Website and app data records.
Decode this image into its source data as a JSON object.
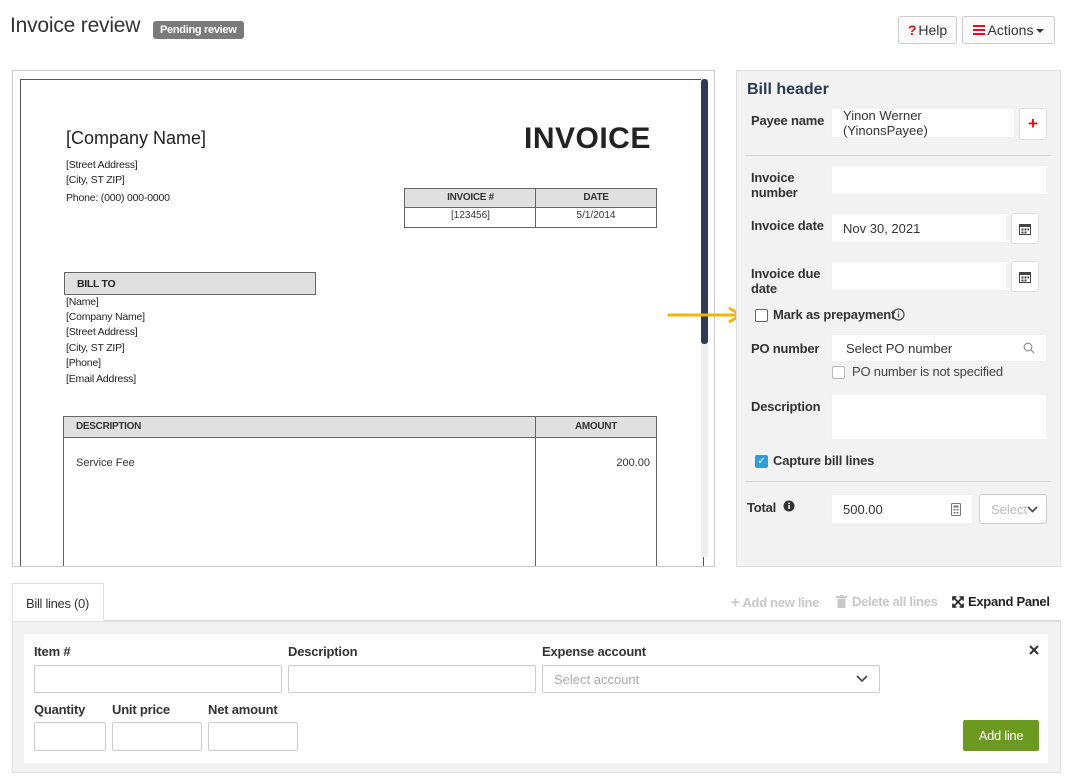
{
  "header": {
    "title": "Invoice review",
    "status_badge": "Pending review",
    "help_label": "Help",
    "help_glyph": "?",
    "actions_label": "Actions"
  },
  "document": {
    "company_name": "[Company Name]",
    "invoice_word": "INVOICE",
    "address_lines": [
      "[Street Address]",
      "[City, ST  ZIP]",
      "Phone: (000) 000-0000"
    ],
    "meta_headers": [
      "INVOICE #",
      "DATE"
    ],
    "meta_values": [
      "[123456]",
      "5/1/2014"
    ],
    "bill_to_label": "BILL TO",
    "bill_to_lines": [
      "[Name]",
      "[Company Name]",
      "[Street Address]",
      "[City, ST  ZIP]",
      "[Phone]",
      "[Email Address]"
    ],
    "line_headers": [
      "DESCRIPTION",
      "AMOUNT"
    ],
    "line_items": [
      {
        "description": "Service Fee",
        "amount": "200.00"
      }
    ]
  },
  "bill_header": {
    "title": "Bill header",
    "payee_label": "Payee name",
    "payee_value": "Yinon Werner (YinonsPayee)",
    "invoice_number_label": "Invoice number",
    "invoice_number_value": "",
    "invoice_date_label": "Invoice date",
    "invoice_date_value": "Nov 30, 2021",
    "due_date_label": "Invoice due date",
    "due_date_value": "",
    "prepayment_label": "Mark as prepayment",
    "prepayment_checked": false,
    "po_label": "PO number",
    "po_placeholder": "Select PO number",
    "po_not_specified_label": "PO number is not specified",
    "description_label": "Description",
    "description_value": "",
    "capture_lines_label": "Capture bill lines",
    "capture_lines_checked": true,
    "total_label": "Total",
    "total_value": "500.00",
    "currency_placeholder": "Select"
  },
  "bill_lines": {
    "tab_label": "Bill lines (0)",
    "add_new_line_label": "Add new line",
    "delete_all_label": "Delete all lines",
    "expand_label": "Expand Panel",
    "item_label": "Item #",
    "description_label": "Description",
    "expense_account_label": "Expense account",
    "expense_account_placeholder": "Select account",
    "quantity_label": "Quantity",
    "unit_price_label": "Unit price",
    "net_amount_label": "Net amount",
    "add_line_label": "Add line"
  },
  "colors": {
    "arrow": "#f4b400",
    "add_line_button": "#6b9a1f",
    "checkbox_checked": "#2a9fd8",
    "help_red": "#dd1111"
  }
}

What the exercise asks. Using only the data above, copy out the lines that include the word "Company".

Answer to the exercise.
    "company_name": "[Company Name]",
      "[Company Name]",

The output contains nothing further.